    20. Infant/Children Rescue Breathing • Similar to adult rescue breathing • Exceptions: • Do not tilt head as far back • For infants, cover mouth and nose with your mouth • Infants: one breath every three seconds • Children: one breath every four seconds Here comes your footer  Page 20 http://www.childrenfirst.nhs.uk/families/images/firstaid/baby-rescue-breath.gif http://www.childrenfirst.nhs.uk/families/images/firstaid/child-rescue-breath.gif

    21. Cardiopulmonary Resuscitation http://www.cpro.org.uk/images/siteImages/CPR_-_Chest_Compressions.jpg • A means of forcing the heart to beat • Three basic steps: • Remember ABC’s of CPR: • 1. Airway • 2. Breathing • 3. Circulation http://www.nlm.nih.gov/medlineplus/ency/images/ency/fullsize/1097.jpg Here comes your footer  Page 21

    22. CPR for Adults Here comes your footer  Page 22

    23. CPR for Infants Here comes your footer  Page 23

    24. Common Emergencies http://www.itim.nsw.gov.au/images/Compound_fracture_dislocation_left_ankle.jpg • Fractures • Keep bone end from moving • Secure a splint from handmade materials • Sprains • Use R.I.C.E. procedure: • Rest, Ice, Compression, Elevation http://www.healthline.com/blogs/exercise_fitness/uploaded_images/AnkleSprain2-722560.jpg

    25. Common Emergencies • Fainting • Elevate legs • Loosen tight clothing • Open airway • Sponge face with water • Animal Bites • Wash with soap and warm water • Wrap with clean dressing http://www.dkimages.com/discover/previews/951/65027721.JPG http://www.pilawsuit.com/Images/Dog%20Bite.jpg Here comes your footer  Page 25

    26. Common Emergencies • Bee Stings • Use sharp-edged object to remove stinger • Wash with soap and water • Watch for allergic reactions • Object in Eye • Flush with water working outward from edge nearest nose http://www.healthline.com/blogs/outdoor_health/uploaded_images/bee-stinger-724392.jpg Here comes your footer  Page 26 http://www.highlandwoodworking-blog.com/weblog/images/eye1.jpg
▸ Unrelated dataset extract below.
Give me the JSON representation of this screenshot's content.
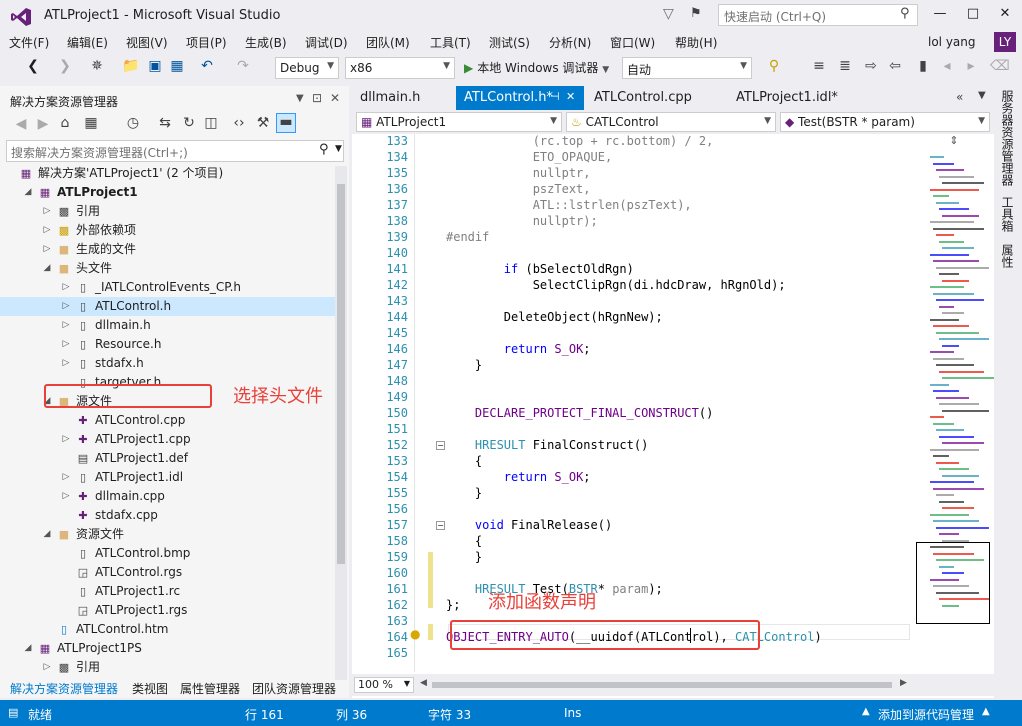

    27. Common Emergencies • Minor Burns • Soak in cool water or with wet towels • Cover with sterile dressings • Nosebleeds • Have person lean forward • Apply pressure and cold towel to nostril • Place cotton/gauze between upper lip and teeth http://www.cprpgh.fanspace.com/images/tof00002.jpg http://static.flickr.com/75/200027201_7a1ec27f9a.jpg Here comes your footer  Page 27

    28. Weather-Related Emergencies • Frost Bite • Occurs in extremely cold conditions when ice kills tissue and causes skin to lose color and feeling • Rewarm frozen body part(s) in lukewarm water • Bandaged injured areas with gauze in between fingers and toes • Seek medical attention immediately http://www.charonboat.com/2007/12/charonboat_dot_com_frostbite_3.jpg Here comes your footer  Page 28

    29. Weather-Related Emergencies • Heat Cramps • Move victim out of heat • Apply pressure to/massage cramped muscles • Give victim water or sports drink • Heat Stroke • Move victim out of heat to shaded area • Immerse victim in cold water or place ice packs around neck, in the groin, and under the arms http://www.schattenland.info/Sun.jpg Here comes your footer  Page 29

    30. Thank you!